ATOSSA (ZOFRAN) INDICATIONS
Atossa is used for preventing nausea and vomiting associated with cancer chemotherapy or surgery. Atossa is a serotonin 5-HT3
ATOSSA (ZOFRAN) INSTRUCTIONS
Use Atossa as directed by your doctor.
- Take Atossa with a full glass of water.
- This medicine can be taken with or without food.
- Do not take the medication in larger amounts, or take it for longer than recommended by your doctor.
- If you miss a dose of Atossa, take it as soon as possible. If it is almost time for your next dose, skip the missed dose and go back to your regular dosing schedule. Do not take 2 doses at once.

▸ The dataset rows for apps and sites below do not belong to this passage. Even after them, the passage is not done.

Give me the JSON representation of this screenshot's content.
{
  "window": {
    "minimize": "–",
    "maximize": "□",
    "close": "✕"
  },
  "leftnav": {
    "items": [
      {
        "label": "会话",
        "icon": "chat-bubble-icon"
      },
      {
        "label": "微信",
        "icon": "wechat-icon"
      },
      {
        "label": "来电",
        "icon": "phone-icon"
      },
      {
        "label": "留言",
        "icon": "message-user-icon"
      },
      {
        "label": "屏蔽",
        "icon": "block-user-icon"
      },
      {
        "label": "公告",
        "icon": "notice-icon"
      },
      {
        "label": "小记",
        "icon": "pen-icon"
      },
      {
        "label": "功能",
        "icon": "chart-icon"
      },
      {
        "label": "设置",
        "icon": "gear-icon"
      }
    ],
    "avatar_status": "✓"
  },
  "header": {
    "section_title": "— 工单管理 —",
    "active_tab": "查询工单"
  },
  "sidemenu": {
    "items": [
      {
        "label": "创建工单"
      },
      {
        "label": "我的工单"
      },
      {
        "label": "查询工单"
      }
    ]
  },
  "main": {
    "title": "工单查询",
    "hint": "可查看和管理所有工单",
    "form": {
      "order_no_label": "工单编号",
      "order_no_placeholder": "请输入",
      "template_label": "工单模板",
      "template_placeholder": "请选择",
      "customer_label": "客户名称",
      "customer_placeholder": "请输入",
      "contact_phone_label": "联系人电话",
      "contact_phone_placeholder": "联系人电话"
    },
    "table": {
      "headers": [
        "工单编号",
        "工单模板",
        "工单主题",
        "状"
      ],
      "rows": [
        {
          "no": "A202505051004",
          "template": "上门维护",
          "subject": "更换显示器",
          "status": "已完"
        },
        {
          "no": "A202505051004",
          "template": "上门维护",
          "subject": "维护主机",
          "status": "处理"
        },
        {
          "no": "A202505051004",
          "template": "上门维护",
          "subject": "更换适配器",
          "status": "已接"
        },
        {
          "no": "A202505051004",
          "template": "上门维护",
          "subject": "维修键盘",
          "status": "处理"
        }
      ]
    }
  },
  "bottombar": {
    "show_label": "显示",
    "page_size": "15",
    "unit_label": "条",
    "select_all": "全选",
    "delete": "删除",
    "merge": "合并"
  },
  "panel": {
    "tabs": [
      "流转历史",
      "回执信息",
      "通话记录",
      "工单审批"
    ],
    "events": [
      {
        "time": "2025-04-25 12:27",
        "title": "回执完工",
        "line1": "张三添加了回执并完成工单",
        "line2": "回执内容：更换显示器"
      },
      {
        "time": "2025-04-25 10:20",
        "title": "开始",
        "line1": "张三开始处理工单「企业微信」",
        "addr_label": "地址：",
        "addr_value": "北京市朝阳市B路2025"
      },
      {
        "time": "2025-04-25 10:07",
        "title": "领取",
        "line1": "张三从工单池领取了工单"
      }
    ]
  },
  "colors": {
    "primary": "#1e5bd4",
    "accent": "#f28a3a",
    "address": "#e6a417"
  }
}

Ask your health care provider any questions you may have about how to use Atossa.
ATOSSA (ZOFRAN) STORAGE
Store Atossa at 77 degrees F (25 degrees C). Brief storage at temperatures between 59 and 86 degrees F (15 and 30 degrees C) is permitted. Store away from heat, moisture, and light. Do not store in the bathroom. Keep Atossa out of the reach of children and away from pets.
ATOSSA (ZOFRAN) MORE INFO:
Do NOT use Atossa if:
- you are allergic to any ingredient in Atossa
- you are taking apomorphine.
Contact your doctor or health care provider right away if any of these apply to you.
Some medical conditions may interact with Atossa. Tell your doctor or pharmacist if you have any medical conditions, especially if any of the following apply to you:
- if you are pregnant, planning to become pregnant, or are breast-feeding
- if you are taking any prescription or nonprescription medicine, herbal preparation, or dietary supplement
- if you have allergies to medicines, foods, or other substances
- if you have had an allergic reaction to another serotonin 5-HT3
- if you have liver problems or a certain type of irregular heartbeat (QT prolongation, long QT syndrome).
Some medicines may interact with Atossa. Tell your health care provider if you are taking any other medicines, especially any of the following:
- Apomorphine because the risk of its side effects may be increased by Atossa
- Antineoplastic agents (eg, cyclophosphamide) because their effectiveness may be decreased by Atossa.
This may not be a complete list of all interactions that may occur. Ask your health care provider if Atossa may interact with other medicines that you take. Check with your health care provider before you start, stop, or change the dose of any medicine.
Important safety information:
- Atossa may cause drowsiness or dizziness. These effects may be worse if you take it with alcohol or certain medicines. Use Atossa with caution. Do not drive or perform other possible unsafe tasks until you know how you react to it.
- Atossa should be used with extreme caution in children younger 4 months; safety and effectiveness in these children have not been confirmed. Certain strengths of Atossa are not recommended in children. If you have questions about using Atossa in children, contact your doctor or pharmacist.
- Pregnancy and breast-feeding: If you become pregnant, contact your doctor. You will need to discuss the benefits and risks of using Atossa while you are pregnant. It is not known if Atossa is found in breast milk. If you are or will be breast-feeding while you use Atossa, check with your doctor. Discuss any possible risks to your baby.
All medicines may cause side effects, but many people have no, or minor, side effects.
Check with your doctor if any of these most common side effects persist or become bothersome:
Constipation; diarrhea; dizziness; drowsiness; headache; tiredness.
Severe allergic reactions (rash; hives; itching; difficulty breathing; tightness in the chest; swelling of the mouth, face, lips, throat, or tongue; wheezing; unusual hoarseness); chest or jaw pain; fainting; fast, slow, or irregular heartbeat; fever; numbness of an arm or leg, or sudden severe headache or vomiting; seizures; severe or persistent dizziness; skin tingling or numbness; stomach pain; trouble urinating; uncontrolled muscle movements; vision changes or loss.
This is not a complete list of all side effects that may occur. If you have questions about side effects, contact your health care provider.